As the US, and now the world, is forced to face up to the injustices and structural racism which confront black people on a daily basis, it’s no surprise that the coffee industry is dealing with shocks of its own. The past week in particular has caught up key players in the specialty coffee world, as well as the gargantuan icon of the global coffee industry. Let’s weed through a few examples.
Counter Culture is one of the best regarded brands in specialty coffee, as a roaster, educator, and voice of the coffee community. If you’ve spent any time on this blog you know that it’s one of my favorite roasters, and I’ve attended a tasting and a class at their DC education center.
On June 1 there was a series of posts on their Twitter feed a couple weeks speaking out against racism, which I took as an earnest expression of support for the Black Lives Matter movement as many corporates are doing. Six days later, they ran these:
Clearly something in response to the June 1 messaging had shaken the company.
What happened in the intervening time was that D’Onna Stubblefield, a noted coffee professional, shared her experiences during her time working for Counter Culture’s training center in Philadelphia. It’s a disturbing story of being victimized by racism and sexism which she sees as deeply embedded in the company DNA. She’s also not satisfied by the responses to date from CCCC and its Founder and President, Brett Smith. Ms Stubblefield’s accounts have been backed up by Chelsea Thoumasin, a former coffee buyer who tells of suffering similar abuse in her dealings with the company. For a detailed telling, including links to the social media posts that have driven the story, please go to sprudge.com.
I’ll note that Ms Stubblefield’s public comments have also hinted at major problems with Pittsburgh cafe operator Tazza D’Oro, which I’ve visited and song the praises of here.
In a story sharing some similarities, leading coffee personality Michelle Johnson has also shared publicly her experiences with racism which led to her abrupt departure from Australian gear supplier, educator and Barista Hustle. In this case, the abuse was at the hand of founder Matt Perger, who on two occasions used racially insensitive language in Johnson’s presence, which led to a negotiated exit by Johnson from the company.
Much like the case of Ms Stubblefield and Counter Culture, this situation played out on social media.
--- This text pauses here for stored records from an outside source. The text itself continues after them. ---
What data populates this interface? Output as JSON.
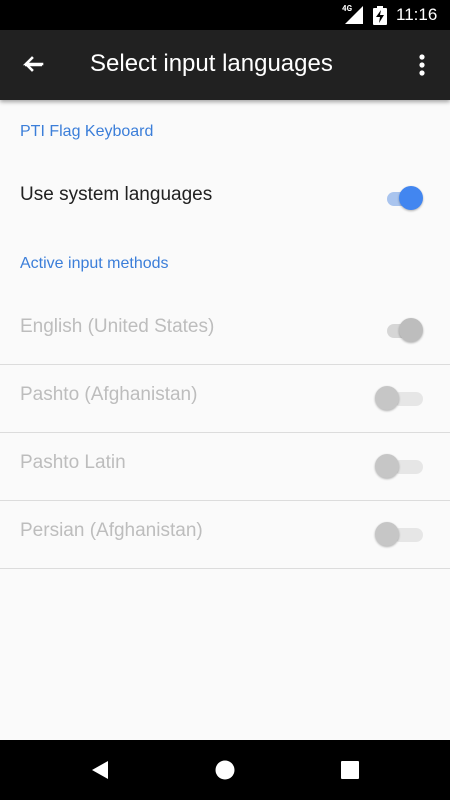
{
  "status_bar": {
    "network": "4G",
    "time": "11:16"
  },
  "app_bar": {
    "title": "Select input languages",
    "back_icon": "arrow-back-icon",
    "overflow_icon": "more-vert-icon"
  },
  "sections": [
    {
      "header": "PTI Flag Keyboard"
    },
    {
      "header": "Active input methods"
    }
  ],
  "use_system_languages": {
    "label": "Use system languages",
    "checked": true,
    "enabled": true
  },
  "input_methods": [
    {
      "label": "English (United States)",
      "checked": true,
      "enabled": false
    },
    {
      "label": "Pashto (Afghanistan)",
      "checked": false,
      "enabled": false
    },
    {
      "label": "Pashto Latin",
      "checked": false,
      "enabled": false
    },
    {
      "label": "Persian (Afghanistan)",
      "checked": false,
      "enabled": false
    }
  ],
  "colors": {
    "accent": "#4286f0",
    "section_header": "#3b7ed9",
    "app_bar": "#212121",
    "disabled_text": "#bdbdbd"
  },
  "nav_bar": {
    "back": "nav-back-icon",
    "home": "nav-home-icon",
    "recents": "nav-recents-icon"
  }
}
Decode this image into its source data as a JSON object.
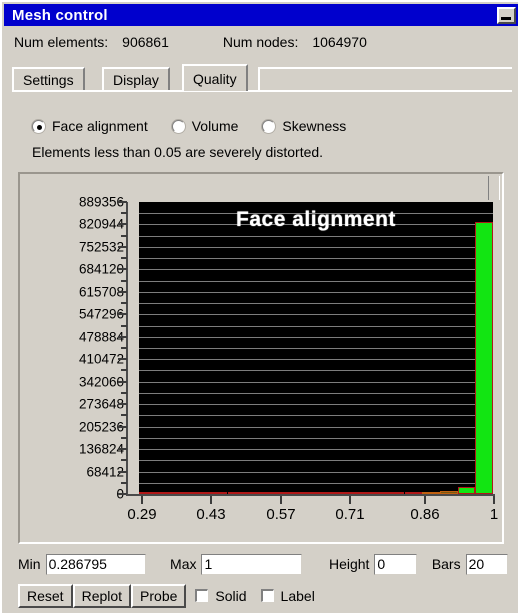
{
  "window": {
    "title": "Mesh control",
    "minimize_icon": "minimize-icon"
  },
  "header": {
    "num_elements_label": "Num elements:",
    "num_elements_value": "906861",
    "num_nodes_label": "Num nodes:",
    "num_nodes_value": "1064970"
  },
  "tabs": [
    {
      "label": "Settings",
      "active": false
    },
    {
      "label": "Display",
      "active": false
    },
    {
      "label": "Quality",
      "active": true
    }
  ],
  "metric_options": [
    {
      "label": "Face alignment",
      "selected": true
    },
    {
      "label": "Volume",
      "selected": false
    },
    {
      "label": "Skewness",
      "selected": false
    }
  ],
  "note": "Elements less than 0.05 are severely distorted.",
  "controls": {
    "min_label": "Min",
    "min_value": "0.286795",
    "max_label": "Max",
    "max_value": "1",
    "height_label": "Height",
    "height_value": "0",
    "bars_label": "Bars",
    "bars_value": "20",
    "reset_label": "Reset",
    "replot_label": "Replot",
    "probe_label": "Probe",
    "solid_label": "Solid",
    "solid_checked": false,
    "label_label": "Label",
    "label_checked": false
  },
  "colors": {
    "titlebar": "#0000cd",
    "face": "#d4d0c8",
    "bar_fill": "#12e512",
    "bar_outline": "#b01818",
    "plot_bg": "#000000",
    "gridline": "#7d7d7d"
  },
  "chart_data": {
    "type": "bar",
    "title": "Face alignment",
    "xlabel": "",
    "ylabel": "",
    "grid": true,
    "legend": "none",
    "xlim": [
      0.286795,
      1.0
    ],
    "ylim": [
      0,
      889356
    ],
    "ytick_labels": [
      "889356",
      "820944",
      "752532",
      "684120",
      "615708",
      "547296",
      "478884",
      "410472",
      "342060",
      "273648",
      "205236",
      "136824",
      "68412",
      "0"
    ],
    "ytick_values": [
      889356,
      820944,
      752532,
      684120,
      615708,
      547296,
      478884,
      410472,
      342060,
      273648,
      205236,
      136824,
      68412,
      0
    ],
    "xtick_labels": [
      "0.29",
      "0.43",
      "0.57",
      "0.71",
      "0.86",
      "1"
    ],
    "xtick_values": [
      0.29,
      0.43,
      0.57,
      0.71,
      0.86,
      1.0
    ],
    "bars": 20,
    "bin_centers": [
      0.305,
      0.34,
      0.376,
      0.411,
      0.447,
      0.482,
      0.518,
      0.554,
      0.589,
      0.625,
      0.66,
      0.696,
      0.731,
      0.767,
      0.803,
      0.838,
      0.874,
      0.909,
      0.945,
      0.98
    ],
    "values": [
      0,
      0,
      0,
      0,
      0,
      0,
      0,
      0,
      0,
      0,
      0,
      0,
      0,
      0,
      0,
      0,
      4000,
      9000,
      22000,
      830000
    ]
  }
}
Perger seems to have made the situation much worse by going forward with his story in a way that showed a tin ear for the current climate and how the situation with Johnson evolved. Not only do Ms Johnson’s and Ms Stubblefield’s respective stories have similarities, there is overlap as Ms Johnson’s contemporaneous private communications with Ms Stubblefield back up her version of events.
Barista Hustle has taken a big hit, as clients have severed their relationships, including the high end equipment manufacturer Fellow which pulled its product portal from Barista Hustle’s e-commerce site, effectively ending the BH coffee gear line for the time being.
For details, again please turn to sprudge.com.
Iconic Italian manufacturer of espresso makers La Marzocco’s US twitter account on June 1 issued its support for the protest movement and announced a series of related charitable donations. Things quickly blew up when coffee industry pro Alex Gable responded with a series of allegations of endemic racism at La Marzocco HQ in Florence, where he had worked for a brief time.
Another bit of overlap was that one of the accusations included a La Marzocco manager disparaging Michelle Johnson.
La Marzocco has responded publicly with a series of apologies and promises to investigate and do better, though to this point it seems neither Ms Johnson nor Jenn Chen, the other coffee industry leader targeted in the reported comments, seem particularly thrilled with the responses.
Again, sprudge.com has the story.
Finally, this week industry behemoth Starbucks suffered a major self-inflicted PR wound by publicly taking a pro-Black Lives Matter stance, while at the same time reminding employees not to wear apparel or pins on the job that support…… Black Lives Matter.
Not surprisingly, this lead to a swift backlash online, as the Evil Empire was accused of blatant hypocrisy. Today they reversed course, announcing team members will be free to display their support of BLM.
PPS: I’ll usually link to companies’ web sites in my posts, but to be honest I didn’t feel like it this time. I’m a blogger, not a journalist, so I can be inconsistent and not worry if I seem to take sides if I choose.